_Data under study_
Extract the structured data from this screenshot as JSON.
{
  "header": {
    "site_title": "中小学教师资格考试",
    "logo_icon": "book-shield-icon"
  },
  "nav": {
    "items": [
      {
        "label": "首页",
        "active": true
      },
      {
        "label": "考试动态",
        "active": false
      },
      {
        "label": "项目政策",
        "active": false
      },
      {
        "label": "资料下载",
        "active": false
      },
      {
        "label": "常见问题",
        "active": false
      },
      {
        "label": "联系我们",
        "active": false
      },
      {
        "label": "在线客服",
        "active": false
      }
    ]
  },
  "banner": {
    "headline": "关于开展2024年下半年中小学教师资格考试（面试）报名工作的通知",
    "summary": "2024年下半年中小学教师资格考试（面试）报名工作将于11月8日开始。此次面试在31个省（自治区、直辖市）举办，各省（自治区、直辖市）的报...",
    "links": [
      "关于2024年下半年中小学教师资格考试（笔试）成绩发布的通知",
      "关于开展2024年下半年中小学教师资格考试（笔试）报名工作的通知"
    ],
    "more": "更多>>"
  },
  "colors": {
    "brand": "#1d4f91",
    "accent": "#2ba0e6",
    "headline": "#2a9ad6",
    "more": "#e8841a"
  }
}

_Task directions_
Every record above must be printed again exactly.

_Result of this exercise_
Extract the structured data from this screenshot as JSON.
{
  "header": {
    "site_title": "中小学教师资格考试",
    "logo_icon": "book-shield-icon"
  },
  "nav": {
    "items": [
      {
        "label": "首页",
        "active": true
      },
      {
        "label": "考试动态",
        "active": false
      },
      {
        "label": "项目政策",
        "active": false
      },
      {
        "label": "资料下载",
        "active": false
      },
      {
        "label": "常见问题",
        "active": false
      },
      {
        "label": "联系我们",
        "active": false
      },
      {
        "label": "在线客服",
        "active": false
      }
    ]
  },
  "banner": {
    "headline": "关于开展2024年下半年中小学教师资格考试（面试）报名工作的通知",
    "summary": "2024年下半年中小学教师资格考试（面试）报名工作将于11月8日开始。此次面试在31个省（自治区、直辖市）举办，各省（自治区、直辖市）的报...",
    "links": [
      "关于2024年下半年中小学教师资格考试（笔试）成绩发布的通知",
      "关于开展2024年下半年中小学教师资格考试（笔试）报名工作的通知"
    ],
    "more": "更多>>"
  },
  "colors": {
    "brand": "#1d4f91",
    "accent": "#2ba0e6",
    "headline": "#2a9ad6",
    "more": "#e8841a"
  }
}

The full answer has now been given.